The Federal Government's Amnesty Programme Office has certified a fresh batch of ex-militants from the Niger Delta as marine divers as part of the efforts to engage the repentant militants in constructive jobs that would prevent them from returning to the creeks to abduct oil workers and destroy oil and gas infrastructure.
The 64 ex-fighters were successfully certified recently after undergoing a six-month course in marine diving at the Nigeria Naval Underwater Warfare School in Lagos.
The training, which was a success story of Public-Private Partnership (PPP), was also a product of collaboration between the Nigerian Navy and the Mieka Dive Training Institute, which is a private indigenous company.
Speaking during the graduation ceremony in Lagos, Commanding Officer, Underwater Warfare School, Ojo, Lagos, Navy Captain Osoba Tajudeen, stated that both parties worked assiduously to ensure that the ex-agitators were given adequate skill acquisition exercise in diving and other related fields in human development and capacity building.
He congratulated the graduates for their successful completion of the diving course and urged the trainees to focus on the task ahead as they venture into the marine world.
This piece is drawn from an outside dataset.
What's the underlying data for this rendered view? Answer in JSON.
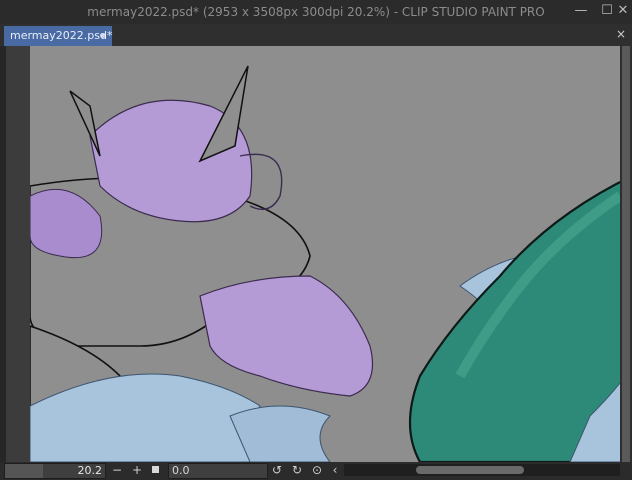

Also speaking during the ceremony, the Managing Director, Mieka Dive Limited, Mr. Pondi Kestin, reminded the ex-militants that completing the course did not automatically translate to success for them.
He noted that only discipline, positive attitude and determination on their part would ultimately lead them to success in the long run.
"The experience you have garnered here must be put to good use to enhance your communal and socio-economic life. Henceforth, you must be good ambassadors of both the Nigeria Naval and the Mieka Dive Training Institution. The time you give to practicing what you have learnt and your continuous exposure to modern diving skills will determine whether you will fail or succeed. But my prayer for you is that all of you who have gone through this program become successful as you venture into the world of diving," he said.
Kestin noted that the success of the training programme did not come without some serious challenges.
He however pointed out that the greater excellence lies in the maturity displayed by both parties in the partnership, especially the field men, who he said handled some ugly situations and converted them to success.
"In the next batch of training, mistakes encountered previously would be completely avoided. An improved form of synergy will be explored to bring about better results, because success for us, is continuous improvement in what we do," he added.
He said he was aware that the Nigerian Navy wanted a review of the Memorandum of Understanding (MoU) between the two parties and gave an assurance that his company also welcomes a review of the MoU.
According to him, it is by a review of the MoU that all the loopholes could be rectified for the advancement of the partnership.
Some of the graduates were given awards for their outstanding performance in good behaviour, practical training, and theory during the six-month course.
The Federal Government had earlier commenced effective implementation of the third phase of the programme for the ex-agitators of the Niger Delta.
The target of restoring peace, safety and security in the oil-rich region, using the instrumentalities of the programme has however been met as the country's economy has rebounded.
From a production level of 700,000 barrels of crude oil per day as at first week of January 2009, the relative peace that currently prevails in the region as a result of the amnesty programme has aided the remarkable growth of the country's oil production to between 2.6 million barrels per day.
With 2.6 million barrels of crude oil per day production capacity as against the abysmally low 700,000 bpd at the peak of the Niger Delta crisis, the amnesty programme is currently making production savings of 1.9 million barrels per day for the country.